Henry Fonda & Bette Davis on Dying
"Right of Way" is an appropriate title for a film about people having a choice about how and when they die. That's what the Dwyers (Bette Davis and Henry Fonda), an elderly couple, are facing. One of them is terminally ill. The other doesn't want to live without her. In short, they want to die on their own terms together. This is a timely made fot TV movie by two of Hollywood's most influential actors. During the 1980's, there was much ado about assisted suicide; an issue that remains unresolved. The medical profession, which strives to preserve life was thrust into a political issue about letting individuals choose not to live (under certain circumstances). Fonda and Davis do a marvelous job of presenting the issues US society faces through the challenges on couple had to cope with.
The Right to Die's the Issue
The Dwyer couple have already decided to die together when she (Bette Davis) comes down with a terminal illness. Her husband (Henry Fonda) has no intention of living without her. But, their daughter and a social worker she's brought into their lives have something different in mind. Ways to stop them from carrying out their intended joint suicides. This is one of many films that Davis and Fonda were paired in. This is their last together. Due to the political timeliness of the issue they are dealing withas well as this being their final film together, this is collectible when in mint condition. Both actors are in top form throughout this drama.
Bette Davis Took On Social Issues
Later in her brilliant career in acting, Bette Davis began taking on extremely significant social issues that effect people who are minority - statused. She wasn't about to do junk movies or films, but rather she chose to use the fame and recognition she had earned to make a social difference. Good for her! Way to go! This TV movie is with Henry Fonda. They play an older maried couple. Davis' character is diagnosed with a terminal illness (very close to the time when Davis herself is diagnosed with terminal breast cancer, then immediately after surgery has a severe stroke). The couple decides to suicide together. They'd lived their lives together and wanted to die together. But their daughter and social services are going to try with all their might to disuade them from doing so. This issue is about being older, unwell, and the right to die.

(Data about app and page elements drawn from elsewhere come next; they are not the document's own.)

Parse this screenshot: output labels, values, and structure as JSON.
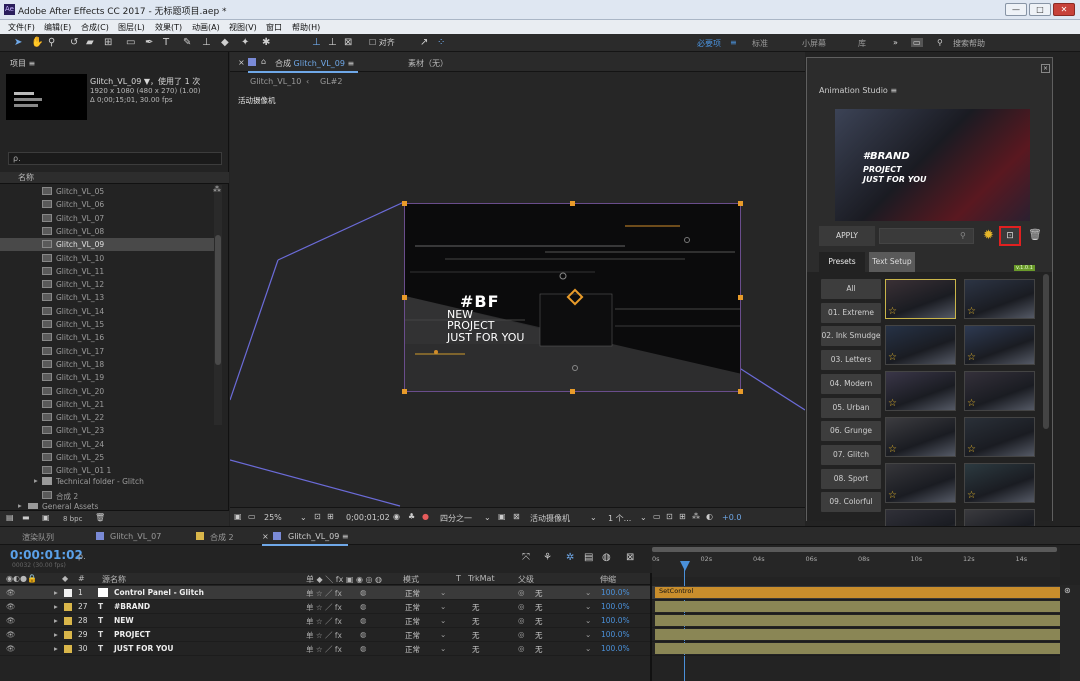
{
  "window": {
    "title": "Adobe After Effects CC 2017 - 无标题项目.aep *",
    "icon": "Ae",
    "controls": [
      "—",
      "□",
      "✕"
    ]
  },
  "menu": [
    "文件(F)",
    "编辑(E)",
    "合成(C)",
    "图层(L)",
    "效果(T)",
    "动画(A)",
    "视图(V)",
    "窗口",
    "帮助(H)"
  ],
  "toolbar": {
    "snap_label": "对齐",
    "workspaces": [
      "必要项",
      "标准",
      "小屏幕",
      "库"
    ],
    "active_workspace": "必要项",
    "more": "»",
    "search_placeholder": "搜索帮助"
  },
  "project": {
    "title": "项目",
    "comp_name": "Glitch_VL_09 ▼，使用了 1 次",
    "comp_size": "1920 x 1080 (480 x 270) (1.00)",
    "comp_duration": "Δ 0;00;15;01, 30.00 fps",
    "search_placeholder": "ρ.",
    "column_name": "名称",
    "items": [
      "Glitch_VL_05",
      "Glitch_VL_06",
      "Glitch_VL_07",
      "Glitch_VL_08",
      "Glitch_VL_09",
      "Glitch_VL_10",
      "Glitch_VL_11",
      "Glitch_VL_12",
      "Glitch_VL_13",
      "Glitch_VL_14",
      "Glitch_VL_15",
      "Glitch_VL_16",
      "Glitch_VL_17",
      "Glitch_VL_18",
      "Glitch_VL_19",
      "Glitch_VL_20",
      "Glitch_VL_21",
      "Glitch_VL_22",
      "Glitch_VL_23",
      "Glitch_VL_24",
      "Glitch_VL_25",
      "Glitch_VL_01 1"
    ],
    "selected_item": "Glitch_VL_09",
    "folder_technical": "Technical folder - Glitch",
    "comp_item": "合成 2",
    "folder_general": "General Assets",
    "footer_bpc": "8 bpc"
  },
  "viewer": {
    "tab_prefix": "合成",
    "tab_comp": "Glitch_VL_09",
    "tab_menu": "≡",
    "footage_tab": "素材（无）",
    "breadcrumb": [
      "Glitch_VL_10",
      "GL#2"
    ],
    "camera_label": "活动摄像机",
    "comp_text": {
      "brand": "#BF",
      "new": "NEW",
      "project": "PROJECT",
      "just": "JUST FOR YOU"
    },
    "bottom": {
      "zoom": "25%",
      "timecode": "0;00;01;02",
      "resolution": "四分之一",
      "camera": "活动摄像机",
      "views": "1 个...",
      "exposure": "+0.0"
    }
  },
  "animation_studio": {
    "title": "Animation Studio",
    "preview_text": {
      "brand": "#BRAND",
      "project": "PROJECT",
      "just": "JUST FOR YOU"
    },
    "apply": "APPLY",
    "tabs": [
      "Presets",
      "Text Setup"
    ],
    "version_badge": "v.1.0.1",
    "categories": [
      "All",
      "01. Extreme",
      "02. Ink Smudge",
      "03. Letters",
      "04. Modern",
      "05. Urban",
      "06. Grunge",
      "07. Glitch",
      "08. Sport",
      "09. Colorful"
    ]
  },
  "timeline": {
    "tabs": [
      "渲染队列",
      "Glitch_VL_07",
      "合成 2",
      "Glitch_VL_09"
    ],
    "active_tab": "Glitch_VL_09",
    "timecode": "0:00:01:02",
    "timecode_sub": "00032 (30.00 fps)",
    "search_placeholder": "ρ.",
    "headers": {
      "num": "#",
      "name": "源名称",
      "switches": "单 ◆ ＼ fx ▣ ◉ ◎ ◍",
      "mode": "模式",
      "t": "T",
      "trkmat": "TrkMat",
      "parent": "父级",
      "stretch": "伸缩"
    },
    "ruler": [
      "0s",
      "02s",
      "04s",
      "06s",
      "08s",
      "10s",
      "12s",
      "14s"
    ],
    "layers": [
      {
        "num": "1",
        "name": "Control Panel - Glitch",
        "mode": "正常",
        "trkmat": "",
        "parent": "无",
        "stretch": "100.0%",
        "bar_label": "SetControl",
        "color": "#f0f0f0",
        "selected": true
      },
      {
        "num": "27",
        "name": "#BRAND",
        "mode": "正常",
        "trkmat": "无",
        "parent": "无",
        "stretch": "100.0%",
        "bar_label": "",
        "color": "#d9b64a",
        "selected": false
      },
      {
        "num": "28",
        "name": "NEW",
        "mode": "正常",
        "trkmat": "无",
        "parent": "无",
        "stretch": "100.0%",
        "bar_label": "",
        "color": "#d9b64a",
        "selected": false
      },
      {
        "num": "29",
        "name": "PROJECT",
        "mode": "正常",
        "trkmat": "无",
        "parent": "无",
        "stretch": "100.0%",
        "bar_label": "",
        "color": "#d9b64a",
        "selected": false
      },
      {
        "num": "30",
        "name": "JUST FOR YOU",
        "mode": "正常",
        "trkmat": "无",
        "parent": "无",
        "stretch": "100.0%",
        "bar_label": "",
        "color": "#d9b64a",
        "selected": false
      }
    ]
  }
}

Very significant social issues to consider. Two towering actors take on the primary issue at the time it's being argued by US society: the right to die. And to that I say to both Mr. Fonda and Miss Davis, right on! That's the right way to use your well earned influence--for socially empowering change. Not just to make silly horror films like some of their more obnoxious, self-centered contempories did.
The Dwyers are a senior couple played by Bette Davis & Henry Fonda. What they want to do is die together at a time of their own choice. This is a right to die themed made of TV movie. What is extraordinary about it is both of the lead performances by actual senior actors, especially during the early 1980's. That Bette Davis and Henry Fonda, who were both in their 70's, were STILL taking lead roles in great movies as intriguing characters who delivered socially relevant messages deserves all sorts of praise. Both lead actors were setting a new standard that would be very difficult for the next generation of actors to reach. They were shredding stereotypes for people of age. 70yo then was considerably older than it is today. That both major actors appeared as they really were was daring for that period.